■ **Exercise description**:
Please retype the entries below exactly as they are written.

[Component data from apps and pages]
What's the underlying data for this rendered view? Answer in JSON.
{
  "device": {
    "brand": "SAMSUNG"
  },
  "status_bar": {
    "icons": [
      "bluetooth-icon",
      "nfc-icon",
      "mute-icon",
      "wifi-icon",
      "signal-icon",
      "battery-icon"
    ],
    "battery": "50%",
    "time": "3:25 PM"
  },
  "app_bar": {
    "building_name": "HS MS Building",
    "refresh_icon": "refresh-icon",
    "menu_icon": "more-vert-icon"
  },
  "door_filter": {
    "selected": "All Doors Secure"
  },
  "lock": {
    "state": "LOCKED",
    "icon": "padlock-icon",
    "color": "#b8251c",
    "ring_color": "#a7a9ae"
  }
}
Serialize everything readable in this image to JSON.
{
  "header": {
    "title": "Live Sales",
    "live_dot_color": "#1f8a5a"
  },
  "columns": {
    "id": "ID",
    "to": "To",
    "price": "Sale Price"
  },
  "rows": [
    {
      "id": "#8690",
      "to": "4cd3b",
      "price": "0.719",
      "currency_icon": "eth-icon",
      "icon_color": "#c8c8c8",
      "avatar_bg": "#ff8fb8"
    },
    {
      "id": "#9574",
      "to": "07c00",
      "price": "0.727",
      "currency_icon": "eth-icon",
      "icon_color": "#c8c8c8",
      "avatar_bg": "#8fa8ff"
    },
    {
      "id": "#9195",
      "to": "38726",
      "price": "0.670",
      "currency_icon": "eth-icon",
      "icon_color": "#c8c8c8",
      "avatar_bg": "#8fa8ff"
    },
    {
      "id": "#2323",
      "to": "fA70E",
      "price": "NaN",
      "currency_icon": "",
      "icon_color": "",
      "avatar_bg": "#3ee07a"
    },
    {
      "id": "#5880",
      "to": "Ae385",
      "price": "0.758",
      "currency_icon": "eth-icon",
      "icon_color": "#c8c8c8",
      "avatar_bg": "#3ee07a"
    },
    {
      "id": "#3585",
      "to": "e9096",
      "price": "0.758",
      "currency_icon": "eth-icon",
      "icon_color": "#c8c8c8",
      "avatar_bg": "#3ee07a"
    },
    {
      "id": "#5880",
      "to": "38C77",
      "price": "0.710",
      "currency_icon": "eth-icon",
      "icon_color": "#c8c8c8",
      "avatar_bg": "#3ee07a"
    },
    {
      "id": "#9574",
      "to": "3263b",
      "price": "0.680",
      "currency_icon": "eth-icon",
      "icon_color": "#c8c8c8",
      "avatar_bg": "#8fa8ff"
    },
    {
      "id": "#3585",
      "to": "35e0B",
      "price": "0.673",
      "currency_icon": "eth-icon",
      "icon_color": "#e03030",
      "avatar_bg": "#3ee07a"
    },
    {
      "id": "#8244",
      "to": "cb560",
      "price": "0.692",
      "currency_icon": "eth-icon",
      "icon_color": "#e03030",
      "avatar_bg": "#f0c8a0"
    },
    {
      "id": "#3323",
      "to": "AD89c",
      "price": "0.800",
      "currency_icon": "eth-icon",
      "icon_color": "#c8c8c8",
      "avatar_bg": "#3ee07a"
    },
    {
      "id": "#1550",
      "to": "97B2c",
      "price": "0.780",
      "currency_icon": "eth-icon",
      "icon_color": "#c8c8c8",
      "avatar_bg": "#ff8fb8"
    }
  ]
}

■ **Task answer**:
What's the underlying data for this rendered view? Answer in JSON.
{
  "device": {
    "brand": "SAMSUNG"
  },
  "status_bar": {
    "icons": [
      "bluetooth-icon",
      "nfc-icon",
      "mute-icon",
      "wifi-icon",
      "signal-icon",
      "battery-icon"
    ],
    "battery": "50%",
    "time": "3:25 PM"
  },
  "app_bar": {
    "building_name": "HS MS Building",
    "refresh_icon": "refresh-icon",
    "menu_icon": "more-vert-icon"
  },
  "door_filter": {
    "selected": "All Doors Secure"
  },
  "lock": {
    "state": "LOCKED",
    "icon": "padlock-icon",
    "color": "#b8251c",
    "ring_color": "#a7a9ae"
  }
}
Serialize everything readable in this image to JSON.
{
  "header": {
    "title": "Live Sales",
    "live_dot_color": "#1f8a5a"
  },
  "columns": {
    "id": "ID",
    "to": "To",
    "price": "Sale Price"
  },
  "rows": [
    {
      "id": "#8690",
      "to": "4cd3b",
      "price": "0.719",
      "currency_icon": "eth-icon",
      "icon_color": "#c8c8c8",
      "avatar_bg": "#ff8fb8"
    },
    {
      "id": "#9574",
      "to": "07c00",
      "price": "0.727",
      "currency_icon": "eth-icon",
      "icon_color": "#c8c8c8",
      "avatar_bg": "#8fa8ff"
    },
    {
      "id": "#9195",
      "to": "38726",
      "price": "0.670",
      "currency_icon": "eth-icon",
      "icon_color": "#c8c8c8",
      "avatar_bg": "#8fa8ff"
    },
    {
      "id": "#2323",
      "to": "fA70E",
      "price": "NaN",
      "currency_icon": "",
      "icon_color": "",
      "avatar_bg": "#3ee07a"
    },
    {
      "id": "#5880",
      "to": "Ae385",
      "price": "0.758",
      "currency_icon": "eth-icon",
      "icon_color": "#c8c8c8",
      "avatar_bg": "#3ee07a"
    },
    {
      "id": "#3585",
      "to": "e9096",
      "price": "0.758",
      "currency_icon": "eth-icon",
      "icon_color": "#c8c8c8",
      "avatar_bg": "#3ee07a"
    },
    {
      "id": "#5880",
      "to": "38C77",
      "price": "0.710",
      "currency_icon": "eth-icon",
      "icon_color": "#c8c8c8",
      "avatar_bg": "#3ee07a"
    },
    {
      "id": "#9574",
      "to": "3263b",
      "price": "0.680",
      "currency_icon": "eth-icon",
      "icon_color": "#c8c8c8",
      "avatar_bg": "#8fa8ff"
    },
    {
      "id": "#3585",
      "to": "35e0B",
      "price": "0.673",
      "currency_icon": "eth-icon",
      "icon_color": "#e03030",
      "avatar_bg": "#3ee07a"
    },
    {
      "id": "#8244",
      "to": "cb560",
      "price": "0.692",
      "currency_icon": "eth-icon",
      "icon_color": "#e03030",
      "avatar_bg": "#f0c8a0"
    },
    {
      "id": "#3323",
      "to": "AD89c",
      "price": "0.800",
      "currency_icon": "eth-icon",
      "icon_color": "#c8c8c8",
      "avatar_bg": "#3ee07a"
    },
    {
      "id": "#1550",
      "to": "97B2c",
      "price": "0.780",
      "currency_icon": "eth-icon",
      "icon_color": "#c8c8c8",
      "avatar_bg": "#ff8fb8"
    }
  ]
}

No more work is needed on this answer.